Understanding cultural perspectives on neurodiversity
Understanding cultural perspectives on neurodiversity
Neurodiversity: embracing cognitive differences for a more inclusive society
Neurodiversity refers to the diversity of human minds and the natural variations in brains and neurocognition among individuals. It recognizes that these differences are typical and valuable, advocating for acknowledging and respecting neurological variations as any other human diversity. Coined by Australian sociologist Judy Singer in 1998, the term challenges the notion of perceiving people as "suffering" from deficits, diseases, or dysfunctions in their mental processing, instead emphasizing differences in cognitive functioning.
The Neurodiversity Movement
The neurodiversity movement aims to create an environment where neurodiverse individuals can contribute to society based on their own strengths and abilities, rather than conforming to societal expectations.
Originally rooted in the Autism rights movement, the concept of neurodiversity expanded to include conditions such as attention deficit hyperactivity disorder (ADHD), dyscalculia, dyslexia, dyspraxia, various mental health issues, acquired memory losses, Tourette's, and other neurominorities.
Challenging the social model of disability
Acknowledging struggles and celebrating strengths
Supporters of neurodiversity recognize the struggles and difficulties faced by individuals with conditions like ADHD, dyslexia, autism, bipolar disorder, and others. However, they also celebrate the strengths and positive experiences that can emerge from these conditions.
It is important to acknowledge and address the obstacles, while fostering an inclusive society that values and embraces the unique perspectives and abilities of neurodiverse individuals.
Neurodiversity and ethnicity
Neurodiversity is perceived differently across cultures, leading to variations in its understanding and definition. Some cultures have yet to fully embrace the paradigm of neurodiversity, considering conditions like ADHD and autism as forms of mental health disorders. The classification of behaviors as different or challenging varies widely due to cultural expectations of social norms and behaviors.
For example, in Oman, studies have shown that 1 in 1,000 people are on the autistic spectrum whereas in the UK, it is believed to be 1 in 90, and in the USA about 2 in 100. Are we to believe that there are more autistic people in the UK or the USA or is there another explanation?

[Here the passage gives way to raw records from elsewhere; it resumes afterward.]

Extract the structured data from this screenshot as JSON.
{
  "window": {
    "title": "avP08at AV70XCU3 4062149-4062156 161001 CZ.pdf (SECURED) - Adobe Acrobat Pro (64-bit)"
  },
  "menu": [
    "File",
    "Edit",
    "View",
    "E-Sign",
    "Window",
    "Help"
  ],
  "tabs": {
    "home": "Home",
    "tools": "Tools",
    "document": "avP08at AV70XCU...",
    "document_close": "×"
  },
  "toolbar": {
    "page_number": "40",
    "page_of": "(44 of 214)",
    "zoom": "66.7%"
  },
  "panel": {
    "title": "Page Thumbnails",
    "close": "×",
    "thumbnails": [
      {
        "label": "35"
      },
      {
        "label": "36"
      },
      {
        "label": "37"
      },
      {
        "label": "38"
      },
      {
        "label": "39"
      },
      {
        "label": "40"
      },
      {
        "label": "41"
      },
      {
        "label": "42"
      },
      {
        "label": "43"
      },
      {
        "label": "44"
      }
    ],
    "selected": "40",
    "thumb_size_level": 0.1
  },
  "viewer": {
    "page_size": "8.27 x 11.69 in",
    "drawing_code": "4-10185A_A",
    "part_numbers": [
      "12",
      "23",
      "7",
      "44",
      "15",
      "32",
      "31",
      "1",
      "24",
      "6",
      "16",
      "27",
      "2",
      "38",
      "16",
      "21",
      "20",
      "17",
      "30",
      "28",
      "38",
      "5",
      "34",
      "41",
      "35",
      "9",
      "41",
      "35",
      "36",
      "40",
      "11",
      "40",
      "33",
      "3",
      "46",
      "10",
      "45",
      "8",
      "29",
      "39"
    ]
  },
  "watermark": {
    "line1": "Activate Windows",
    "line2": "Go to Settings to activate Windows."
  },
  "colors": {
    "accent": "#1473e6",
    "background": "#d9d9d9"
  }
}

Cultural values and definitions of competence
One of the principles of neurodiversity is the idea of human competence being defined by the values of the cultures to which you belong; dyslexia, for example, is based upon the social value that everyone should be able to read.
One hundred and fifty years ago, this was not the case, and the ability to read had more to do with your socio-economic advantages than your neurological ability. Similarly, a diagnosis of autism requires presenting with issues within social interactions; this reflects the cultural value that suggests a preference toward relationships rather than an enjoyment of being alone.
Racial differences and diagnostic perspectives
Cultural variations in values have implications for diagnosing neurodiverse individuals. Diagnostic tools used to assess disabilities often reflect Western norms, which can lead to challenges in accurately identifying individuals from different cultural backgrounds.
For example, in some Asian and African communities, giving eye contact to an adult or to someone in authority is considered to be rude,and children are actively taught not to do this. Yet, not maintaining eye contact is widely considered to be an autistic trait and something most, if not all, professionals will be looking out for when offering a diagnosis of autism. This misalignment can impact diagnoses and contribute to disparities in representation.
Underrepresentation and over-identification
"Cultural values and neurodiversity go hand in hand. By understanding cultural perspectives on neurodiversity, we can unlock the power of diversity and promote a more inclusive world."
Stigma and avoidance
The fear of social stigma may discourage parents, families, and caregivers from seeking help and support for neurodiverse children, particularly in cultures where conditions like autism are viewed as curses or genetic taints. In marginalized communities already facing oppression due to ethnicity, the avoidance of acknowledging neurodiversity is understandable as a means of self-preservation.
Even when the parents, families and/or caregivers are aware that their child may have difficulties, fear of social stigma may deter them from seeking appropriate help and support. For instance, in South Korean culture, some consider autism to be a ‘genetic taint’, which diminishes the marriage prospects of other children in the family – this is similar to other cultures, which may view autism as a ‘curse’. Pre-existing stigmas within ‘othered’ communities play a part in avoidance of acknowledging difference – if you are already being oppressed by society due to your ethnicity, it makes sense that you would avoid being identified as being neurodiverse.
The neurodiversity movement recognizes that there is no single correct way to perceive the world or individuals within it. However, due to dominant perspectives and beliefs about ethnicity worldwide, the movement's universal acceptance remains a challenge. Addressing the dynamics of neurodiversity requires considering racial and cultural differences and their influence on the identification and understanding of neurological differences. In striving for a harmonious society, it is essential to promote inclusivity and ensure that every individual's unique cognitive abilities and experiences are valued and respected.
"Unveiling the true essence of neurodiversity begins with understanding cultural perspectives on neurodiversity. Let's celebrate and appreciate the richness of cognitive variations for a more inclusive future."
Mel Green, the author of "Understanding cultural perspectives on neurodiversity," s a member of the Wellbeing, Education and Language Studies (WELS) faculty of the Open University as an Associate Lecturer. She originally trained as a Primary school teacher and has worked in state schools, Pupil Referral Units (PRUs), and a psychiatric unit.